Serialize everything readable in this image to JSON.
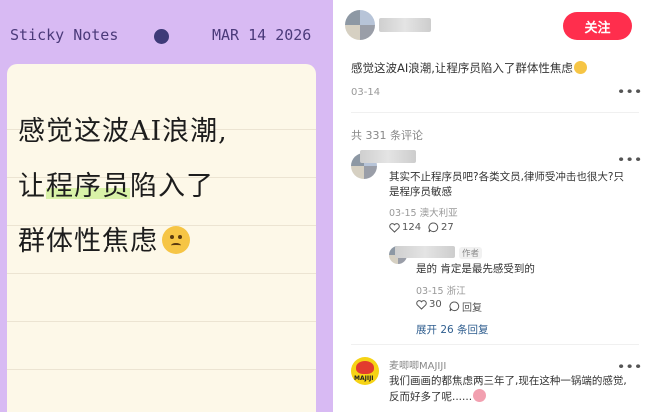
{
  "note": {
    "brand": "Sticky Notes",
    "date": "MAR 14 2026",
    "line1": "感觉这波AI浪潮,",
    "line2_pre": "让",
    "line2_hl": "程序员",
    "line2_post": "陷入了",
    "line3": "群体性焦虑"
  },
  "post": {
    "follow_label": "关注",
    "text": "感觉这波AI浪潮,让程序员陷入了群体性焦虑",
    "date": "03-14",
    "comment_count": "共 331 条评论"
  },
  "comments": [
    {
      "text_line1": "其实不止程序员吧?各类文员,律师受冲击也很大?只",
      "text_line2": "是程序员敏感",
      "meta": "03-15 澳大利亚",
      "likes": "124",
      "replies": "27"
    }
  ],
  "reply": {
    "author_tag": "作者",
    "text": "是的 肯定是最先感受到的",
    "meta": "03-15 浙江",
    "likes": "30",
    "reply_label": "回复"
  },
  "expand_label": "展开 26 条回复",
  "comment2": {
    "username": "麦唧唧MAJIJI",
    "avatar_label": "MAJIJI",
    "text_line1": "我们画画的都焦虑两三年了,现在这种一锅端的感觉,",
    "text_line2": "反而好多了呢......"
  },
  "colors": {
    "note_bg": "#d8baf3",
    "follow_button": "#ff2e4d",
    "link": "#2f5e8f"
  }
}
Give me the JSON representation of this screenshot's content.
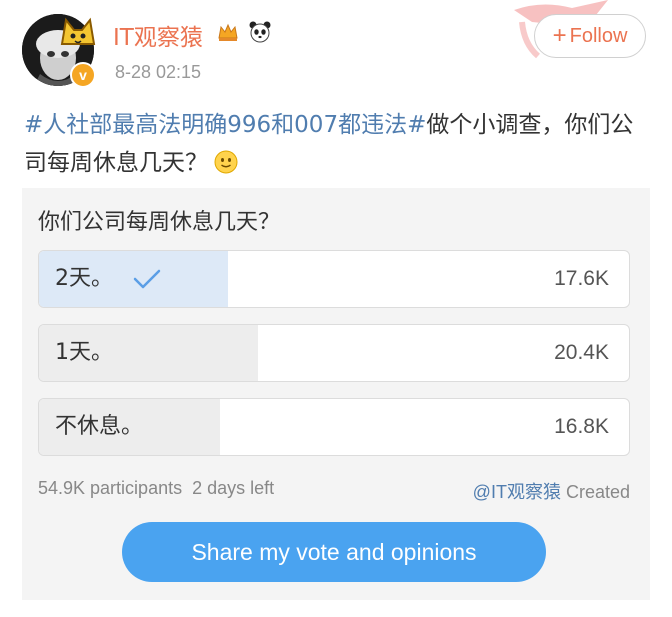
{
  "header": {
    "username": "IT观察猿",
    "timestamp": "8-28 02:15",
    "follow_plus": "+",
    "follow_label": "Follow"
  },
  "post": {
    "hashtag": "#人社部最高法明确996和007都违法#",
    "text": "做个小调查，你们公司每周休息几天？"
  },
  "poll": {
    "question": "你们公司每周休息几天？",
    "options": [
      {
        "label": "2天。",
        "count": "17.6K",
        "votes": 17600,
        "selected": true
      },
      {
        "label": "1天。",
        "count": "20.4K",
        "votes": 20400,
        "selected": false
      },
      {
        "label": "不休息。",
        "count": "16.8K",
        "votes": 16800,
        "selected": false
      }
    ],
    "participants": "54.9K participants",
    "time_left": "2 days left",
    "creator": "@IT观察猿",
    "created_label": " Created",
    "share_label": "Share my vote and opinions"
  },
  "colors": {
    "username": "#eb7350",
    "hashtag": "#507daf",
    "share_button": "#4aa3f0",
    "selected_fill": "#dde9f7"
  },
  "icons": [
    "avatar",
    "verified-badge",
    "crown-icon",
    "panda-icon",
    "smile-emoji-icon",
    "check-icon"
  ]
}
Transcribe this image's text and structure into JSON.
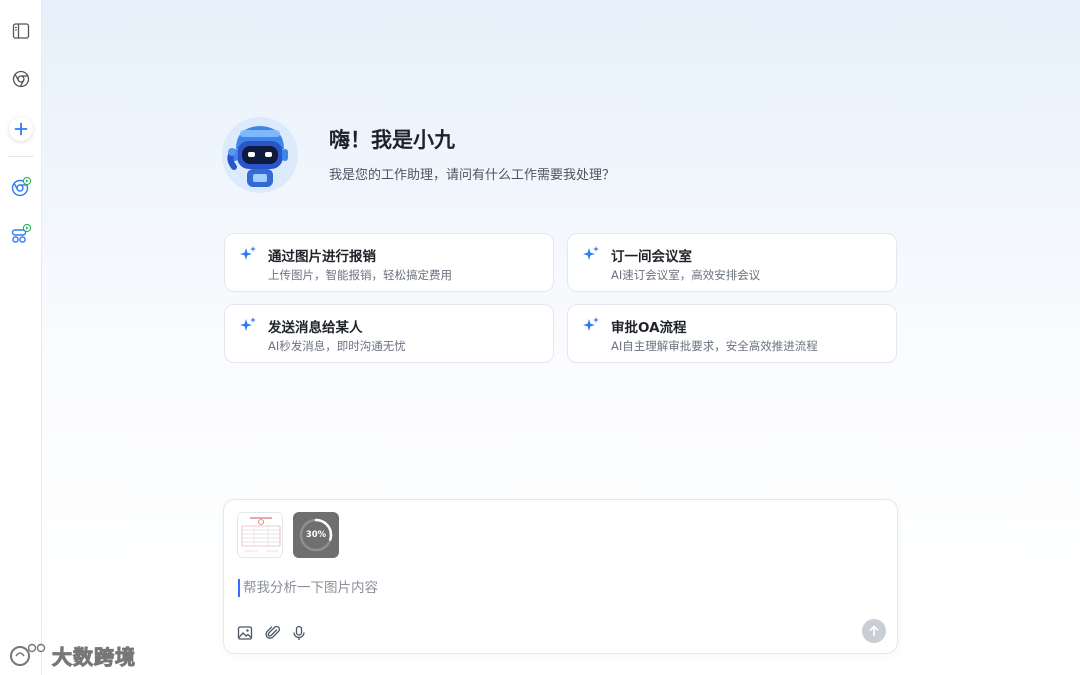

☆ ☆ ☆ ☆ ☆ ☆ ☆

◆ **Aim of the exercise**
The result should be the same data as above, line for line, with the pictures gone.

◆ **Solution to this exercise**
Serialize everything readable in this image to JSON.
{
  "note": {
    "brand": "Sticky Notes",
    "date": "MAR 14 2026",
    "line1": "感觉这波AI浪潮,",
    "line2_pre": "让",
    "line2_hl": "程序员",
    "line2_post": "陷入了",
    "line3": "群体性焦虑"
  },
  "post": {
    "follow_label": "关注",
    "text": "感觉这波AI浪潮,让程序员陷入了群体性焦虑",
    "date": "03-14",
    "comment_count": "共 331 条评论"
  },
  "comments": [
    {
      "text_line1": "其实不止程序员吧?各类文员,律师受冲击也很大?只",
      "text_line2": "是程序员敏感",
      "meta": "03-15 澳大利亚",
      "likes": "124",
      "replies": "27"
    }
  ],
  "reply": {
    "author_tag": "作者",
    "text": "是的 肯定是最先感受到的",
    "meta": "03-15 浙江",
    "likes": "30",
    "reply_label": "回复"
  },
  "expand_label": "展开 26 条回复",
  "comment2": {
    "username": "麦唧唧MAJIJI",
    "avatar_label": "MAJIJI",
    "text_line1": "我们画画的都焦虑两三年了,现在这种一锅端的感觉,",
    "text_line2": "反而好多了呢......"
  },
  "colors": {
    "note_bg": "#d8baf3",
    "follow_button": "#ff2e4d",
    "link": "#2f5e8f"
  }
}
Give me the JSON representation of this screenshot's content.
{
  "header": {
    "username": "IT观察猿",
    "timestamp": "8-28 02:15",
    "follow_plus": "+",
    "follow_label": "Follow"
  },
  "post": {
    "hashtag": "#人社部最高法明确996和007都违法#",
    "text": "做个小调查，你们公司每周休息几天？"
  },
  "poll": {
    "question": "你们公司每周休息几天？",
    "options": [
      {
        "label": "2天。",
        "count": "17.6K",
        "votes": 17600,
        "selected": true
      },
      {
        "label": "1天。",
        "count": "20.4K",
        "votes": 20400,
        "selected": false
      },
      {
        "label": "不休息。",
        "count": "16.8K",
        "votes": 16800,
        "selected": false
      }
    ],
    "participants": "54.9K participants",
    "time_left": "2 days left",
    "creator": "@IT观察猿",
    "created_label": " Created",
    "share_label": "Share my vote and opinions"
  },
  "colors": {
    "username": "#eb7350",
    "hashtag": "#507daf",
    "share_button": "#4aa3f0",
    "selected_fill": "#dde9f7"
  },
  "icons": [
    "avatar",
    "verified-badge",
    "crown-icon",
    "panda-icon",
    "smile-emoji-icon",
    "check-icon"
  ]
}
Transcribe this image's text and structure into JSON.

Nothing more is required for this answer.